Human resource managers in various organizations have reportedly asserted that they usually spend between thirty percent and sixty-five percent of their time handling issues related to disputes or conflicts amongst employees (McConnon & McConnon, 2008). The degree and intensity of a conflict between employees usually vary. Some conflicts may be mild while others may be violent. Violent conflicts often lead to physical confrontations and exchange of blows. According to Kaye (2011), the amount of conflicts at the workplace is usually high enough due to the increase in number of employees as an organization grows and becomes larger.
Causes of Conflicts
Conflicts at the workplace are caused by personality issues, tension, competition for organizational resources, non-compliance with rules, regulations, policies and procedures, coercion and ineffective supervision of employees, excessive workloads, doubling-up of responsibilities and authority, resistance to change and poor communication within the organization. In addition, socio-cultural differences, lack of recognition and respect amongst workers and personal problems have also been cited as the major causes of conflicts at the workplace.
Consequences of Conflicts at the Workplace
The effects of conflicts at the workplace can be broadly categorized into two; positive and negative consequences. Positive consequences include the ability of conflicts to create room for discussions and encourage dialogues, cultivation of creative and critical thinking, encourage development of improved solutions to problems and increased involvement of employees in affairs of the organization. Conflicts also lead to better understanding amongst employees within the organization. Negative consequences of conflicts include decline in production, frictional or unhealthy relationships and creation of feelings of displeasure, bitterness, hatred and anger amongst workers. These feelings often lead to physical attacks amongst the grieved parties.

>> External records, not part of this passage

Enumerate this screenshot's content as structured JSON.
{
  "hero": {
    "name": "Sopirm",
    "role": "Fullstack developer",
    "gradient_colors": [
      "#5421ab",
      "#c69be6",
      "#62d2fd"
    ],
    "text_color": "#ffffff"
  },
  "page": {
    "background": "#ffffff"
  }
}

Conflicts also increase job insecurity, uncooperativeness and absenteeism.
Management of Conflict at the Workplace
Conflict management involves identification of various approaches to deal with conflicts at the workplace. Conflict management at the workplace entails effective use of communication skills, problem solving abilities, negotiation skills and paying attention to needs, concerns and interests of employees (Master & Albright, 2011). Conflict management usually aims at eliminating the disagreement by providing effective solutions to the underlying problems. The most common approaches to conflict management include accommodation, collaboration, compromising, avoidance and competing. The choice of the necessary approach depends on the nature of the conflict, goals of the parties involved and the perceived consequences. McConnon and McConnon (2008) also state that effective management of conflicts requires early intervention.
In my view, conflicts are part and parcel of our lives. Thus, organizations should develop and formulate appropriate techniques of preventing and solving conflicts at the workplace. Every organization faces unique conflicts; hence appropriate approaches must be developed to manage the conflicts.